Task brief —
From the records below, copy each line in which the string "true" occurs.

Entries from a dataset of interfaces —

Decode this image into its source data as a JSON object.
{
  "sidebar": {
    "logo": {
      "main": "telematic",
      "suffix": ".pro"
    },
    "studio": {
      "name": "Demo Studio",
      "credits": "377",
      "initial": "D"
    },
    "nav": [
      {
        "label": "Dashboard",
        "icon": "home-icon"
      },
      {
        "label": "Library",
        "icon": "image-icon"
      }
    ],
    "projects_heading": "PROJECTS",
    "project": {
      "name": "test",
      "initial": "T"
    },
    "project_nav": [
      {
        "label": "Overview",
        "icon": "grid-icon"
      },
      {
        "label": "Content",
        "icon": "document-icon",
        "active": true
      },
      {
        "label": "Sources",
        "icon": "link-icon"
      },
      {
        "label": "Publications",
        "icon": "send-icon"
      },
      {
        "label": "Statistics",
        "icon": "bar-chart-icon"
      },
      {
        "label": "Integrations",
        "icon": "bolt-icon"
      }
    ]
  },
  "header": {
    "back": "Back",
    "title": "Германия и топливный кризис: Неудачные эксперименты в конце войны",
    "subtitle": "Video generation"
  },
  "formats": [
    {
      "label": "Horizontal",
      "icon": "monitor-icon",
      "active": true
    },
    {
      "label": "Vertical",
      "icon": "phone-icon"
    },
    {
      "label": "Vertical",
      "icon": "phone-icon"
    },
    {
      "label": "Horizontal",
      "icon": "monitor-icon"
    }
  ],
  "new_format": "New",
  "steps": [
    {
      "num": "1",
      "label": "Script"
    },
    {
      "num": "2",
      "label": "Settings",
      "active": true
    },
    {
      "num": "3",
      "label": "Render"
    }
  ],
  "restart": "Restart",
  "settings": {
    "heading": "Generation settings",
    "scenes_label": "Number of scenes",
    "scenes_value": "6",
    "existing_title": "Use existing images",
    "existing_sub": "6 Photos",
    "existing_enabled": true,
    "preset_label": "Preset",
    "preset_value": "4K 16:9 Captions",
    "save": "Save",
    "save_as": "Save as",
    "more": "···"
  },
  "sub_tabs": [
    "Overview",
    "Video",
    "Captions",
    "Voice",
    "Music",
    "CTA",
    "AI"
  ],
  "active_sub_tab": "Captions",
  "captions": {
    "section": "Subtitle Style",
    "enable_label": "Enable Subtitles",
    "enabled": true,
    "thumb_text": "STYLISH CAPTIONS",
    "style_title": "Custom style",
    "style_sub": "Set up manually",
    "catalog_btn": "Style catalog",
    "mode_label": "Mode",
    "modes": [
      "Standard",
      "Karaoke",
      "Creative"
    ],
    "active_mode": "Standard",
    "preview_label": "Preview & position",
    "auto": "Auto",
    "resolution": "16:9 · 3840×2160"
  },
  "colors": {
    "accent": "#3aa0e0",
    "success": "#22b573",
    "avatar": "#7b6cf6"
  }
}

Expected answer —
        "active": true
      "active": true
      "active": true
    "existing_enabled": true,
    "enabled": true,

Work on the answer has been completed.